→ Dataset extract
__________________________________________________

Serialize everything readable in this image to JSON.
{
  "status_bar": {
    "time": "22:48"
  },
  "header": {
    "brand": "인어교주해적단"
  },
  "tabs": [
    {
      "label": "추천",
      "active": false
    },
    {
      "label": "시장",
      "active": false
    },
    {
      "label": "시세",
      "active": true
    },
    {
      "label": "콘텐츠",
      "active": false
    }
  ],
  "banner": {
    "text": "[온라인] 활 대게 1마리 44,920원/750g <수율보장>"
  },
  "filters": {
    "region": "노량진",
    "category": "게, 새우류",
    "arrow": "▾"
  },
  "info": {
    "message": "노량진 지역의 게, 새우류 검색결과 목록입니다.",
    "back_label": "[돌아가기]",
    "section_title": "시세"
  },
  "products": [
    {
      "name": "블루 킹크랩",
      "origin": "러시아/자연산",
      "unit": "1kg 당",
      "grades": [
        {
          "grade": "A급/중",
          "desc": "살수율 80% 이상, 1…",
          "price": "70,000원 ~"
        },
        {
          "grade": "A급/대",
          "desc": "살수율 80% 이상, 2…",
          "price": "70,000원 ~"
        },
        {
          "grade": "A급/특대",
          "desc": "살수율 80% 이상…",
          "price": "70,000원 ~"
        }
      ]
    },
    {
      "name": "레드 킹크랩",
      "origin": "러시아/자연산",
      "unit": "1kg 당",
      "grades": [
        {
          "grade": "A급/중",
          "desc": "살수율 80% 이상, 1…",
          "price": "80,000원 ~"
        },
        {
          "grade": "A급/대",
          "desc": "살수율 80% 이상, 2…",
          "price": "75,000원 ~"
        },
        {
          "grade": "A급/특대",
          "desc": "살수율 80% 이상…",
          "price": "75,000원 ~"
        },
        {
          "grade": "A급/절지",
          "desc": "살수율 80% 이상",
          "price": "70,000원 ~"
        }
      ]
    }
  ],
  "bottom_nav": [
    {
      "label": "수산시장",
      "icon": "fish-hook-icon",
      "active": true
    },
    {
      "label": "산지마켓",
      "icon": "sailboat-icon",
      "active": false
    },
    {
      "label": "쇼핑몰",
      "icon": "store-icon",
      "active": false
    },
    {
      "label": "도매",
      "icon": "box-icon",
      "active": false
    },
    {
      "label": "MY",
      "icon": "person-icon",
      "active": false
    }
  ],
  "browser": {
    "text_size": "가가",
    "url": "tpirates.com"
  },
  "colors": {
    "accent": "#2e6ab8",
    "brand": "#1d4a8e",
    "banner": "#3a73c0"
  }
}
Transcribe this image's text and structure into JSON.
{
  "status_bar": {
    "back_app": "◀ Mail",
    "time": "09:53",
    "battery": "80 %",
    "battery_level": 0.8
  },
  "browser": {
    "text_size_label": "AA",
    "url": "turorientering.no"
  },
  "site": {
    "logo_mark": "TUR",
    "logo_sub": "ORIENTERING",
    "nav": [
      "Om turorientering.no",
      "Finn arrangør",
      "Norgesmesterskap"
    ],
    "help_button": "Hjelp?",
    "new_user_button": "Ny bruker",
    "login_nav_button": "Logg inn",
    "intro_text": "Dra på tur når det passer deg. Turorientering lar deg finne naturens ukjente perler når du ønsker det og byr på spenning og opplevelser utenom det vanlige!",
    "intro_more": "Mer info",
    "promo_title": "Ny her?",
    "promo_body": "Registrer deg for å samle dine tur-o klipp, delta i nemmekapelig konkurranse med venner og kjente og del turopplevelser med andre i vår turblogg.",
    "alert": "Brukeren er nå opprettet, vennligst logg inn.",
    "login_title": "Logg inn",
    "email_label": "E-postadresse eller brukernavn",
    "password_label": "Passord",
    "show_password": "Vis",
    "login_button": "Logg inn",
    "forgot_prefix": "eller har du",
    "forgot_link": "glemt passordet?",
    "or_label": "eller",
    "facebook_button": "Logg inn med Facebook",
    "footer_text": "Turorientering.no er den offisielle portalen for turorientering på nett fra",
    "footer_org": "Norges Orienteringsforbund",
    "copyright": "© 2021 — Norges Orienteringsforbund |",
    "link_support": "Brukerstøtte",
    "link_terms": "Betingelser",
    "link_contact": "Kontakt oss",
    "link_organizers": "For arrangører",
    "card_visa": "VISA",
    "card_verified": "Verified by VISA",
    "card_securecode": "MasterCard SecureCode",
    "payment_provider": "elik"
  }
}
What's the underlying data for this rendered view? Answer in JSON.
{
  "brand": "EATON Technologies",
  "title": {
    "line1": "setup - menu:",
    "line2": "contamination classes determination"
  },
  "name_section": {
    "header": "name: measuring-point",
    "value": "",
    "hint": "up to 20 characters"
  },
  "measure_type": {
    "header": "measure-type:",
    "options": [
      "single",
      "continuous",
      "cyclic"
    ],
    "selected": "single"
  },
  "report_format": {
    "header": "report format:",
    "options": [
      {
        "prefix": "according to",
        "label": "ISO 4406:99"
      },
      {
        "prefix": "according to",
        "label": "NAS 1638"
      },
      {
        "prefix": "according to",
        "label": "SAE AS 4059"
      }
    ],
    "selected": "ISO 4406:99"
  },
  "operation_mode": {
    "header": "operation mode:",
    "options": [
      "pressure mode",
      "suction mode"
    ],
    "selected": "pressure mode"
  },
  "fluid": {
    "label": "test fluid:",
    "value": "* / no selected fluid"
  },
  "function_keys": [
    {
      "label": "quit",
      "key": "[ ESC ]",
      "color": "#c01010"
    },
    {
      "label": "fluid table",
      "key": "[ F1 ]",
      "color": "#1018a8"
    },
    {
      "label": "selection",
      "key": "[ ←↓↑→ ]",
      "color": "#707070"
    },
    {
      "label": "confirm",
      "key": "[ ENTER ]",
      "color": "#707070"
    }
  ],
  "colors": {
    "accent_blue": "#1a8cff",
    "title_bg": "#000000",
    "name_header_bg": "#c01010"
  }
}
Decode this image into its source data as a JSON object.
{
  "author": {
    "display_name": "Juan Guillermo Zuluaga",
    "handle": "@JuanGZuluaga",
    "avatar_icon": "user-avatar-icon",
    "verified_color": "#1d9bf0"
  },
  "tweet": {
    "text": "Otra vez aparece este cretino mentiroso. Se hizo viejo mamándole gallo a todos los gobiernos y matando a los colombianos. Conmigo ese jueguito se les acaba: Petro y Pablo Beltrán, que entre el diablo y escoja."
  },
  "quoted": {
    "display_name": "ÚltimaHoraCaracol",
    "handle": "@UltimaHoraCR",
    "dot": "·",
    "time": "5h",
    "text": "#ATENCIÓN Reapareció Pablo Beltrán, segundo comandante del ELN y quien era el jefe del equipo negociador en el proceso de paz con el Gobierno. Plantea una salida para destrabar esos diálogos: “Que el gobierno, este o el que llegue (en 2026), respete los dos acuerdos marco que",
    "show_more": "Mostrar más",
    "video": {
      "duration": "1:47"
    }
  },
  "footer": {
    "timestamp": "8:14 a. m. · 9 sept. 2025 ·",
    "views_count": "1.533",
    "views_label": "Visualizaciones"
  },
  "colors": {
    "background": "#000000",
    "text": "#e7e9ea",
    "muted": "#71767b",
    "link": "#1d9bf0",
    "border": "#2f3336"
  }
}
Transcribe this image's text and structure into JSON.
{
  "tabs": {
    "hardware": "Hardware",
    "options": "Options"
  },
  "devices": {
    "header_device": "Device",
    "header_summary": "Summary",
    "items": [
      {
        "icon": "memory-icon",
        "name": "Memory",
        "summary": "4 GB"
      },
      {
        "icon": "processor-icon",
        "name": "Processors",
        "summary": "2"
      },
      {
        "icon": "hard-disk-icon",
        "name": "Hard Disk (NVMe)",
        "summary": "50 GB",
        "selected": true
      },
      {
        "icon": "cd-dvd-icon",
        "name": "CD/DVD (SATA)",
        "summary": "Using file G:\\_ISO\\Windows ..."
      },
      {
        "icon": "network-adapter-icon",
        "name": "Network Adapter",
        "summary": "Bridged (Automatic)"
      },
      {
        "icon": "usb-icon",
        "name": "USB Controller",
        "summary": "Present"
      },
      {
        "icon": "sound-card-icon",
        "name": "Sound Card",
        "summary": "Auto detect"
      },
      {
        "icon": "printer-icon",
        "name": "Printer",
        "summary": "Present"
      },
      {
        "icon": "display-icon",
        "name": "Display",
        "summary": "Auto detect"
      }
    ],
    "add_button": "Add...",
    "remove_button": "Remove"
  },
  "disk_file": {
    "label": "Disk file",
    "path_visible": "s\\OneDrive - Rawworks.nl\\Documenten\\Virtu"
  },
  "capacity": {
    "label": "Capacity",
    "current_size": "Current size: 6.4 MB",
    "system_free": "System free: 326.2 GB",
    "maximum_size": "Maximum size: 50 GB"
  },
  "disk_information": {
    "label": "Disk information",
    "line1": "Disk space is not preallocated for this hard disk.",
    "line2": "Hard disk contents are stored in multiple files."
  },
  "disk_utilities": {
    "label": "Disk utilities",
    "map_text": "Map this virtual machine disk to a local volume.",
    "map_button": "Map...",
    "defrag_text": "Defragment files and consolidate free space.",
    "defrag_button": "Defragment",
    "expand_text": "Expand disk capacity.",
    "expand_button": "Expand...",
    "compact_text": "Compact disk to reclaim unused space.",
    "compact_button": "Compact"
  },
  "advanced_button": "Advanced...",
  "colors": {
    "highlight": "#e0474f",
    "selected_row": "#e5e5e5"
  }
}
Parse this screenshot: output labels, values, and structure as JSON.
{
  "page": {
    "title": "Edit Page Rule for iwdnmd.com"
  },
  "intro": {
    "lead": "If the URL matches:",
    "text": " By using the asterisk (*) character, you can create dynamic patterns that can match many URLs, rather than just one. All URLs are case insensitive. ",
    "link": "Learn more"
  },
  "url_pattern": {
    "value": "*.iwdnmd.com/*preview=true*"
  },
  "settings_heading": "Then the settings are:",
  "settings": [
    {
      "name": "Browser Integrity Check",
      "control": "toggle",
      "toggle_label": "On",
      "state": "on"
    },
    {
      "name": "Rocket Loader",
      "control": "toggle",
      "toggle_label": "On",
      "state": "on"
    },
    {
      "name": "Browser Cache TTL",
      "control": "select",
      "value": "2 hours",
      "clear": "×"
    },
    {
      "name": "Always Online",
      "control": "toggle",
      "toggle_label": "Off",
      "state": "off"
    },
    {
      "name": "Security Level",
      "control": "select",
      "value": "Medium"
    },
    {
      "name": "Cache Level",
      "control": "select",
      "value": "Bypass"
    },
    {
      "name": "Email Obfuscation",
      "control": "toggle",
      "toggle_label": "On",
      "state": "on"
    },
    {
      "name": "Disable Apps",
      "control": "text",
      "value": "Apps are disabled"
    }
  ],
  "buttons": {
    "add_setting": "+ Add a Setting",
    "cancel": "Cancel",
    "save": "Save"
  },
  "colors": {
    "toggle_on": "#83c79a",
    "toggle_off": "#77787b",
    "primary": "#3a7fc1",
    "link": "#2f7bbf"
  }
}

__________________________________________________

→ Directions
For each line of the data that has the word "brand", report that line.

→ Solution to the exercise
    "brand": "인어교주해적단"
    "brand": "#1d4a8e",
  "brand": "EATON Technologies",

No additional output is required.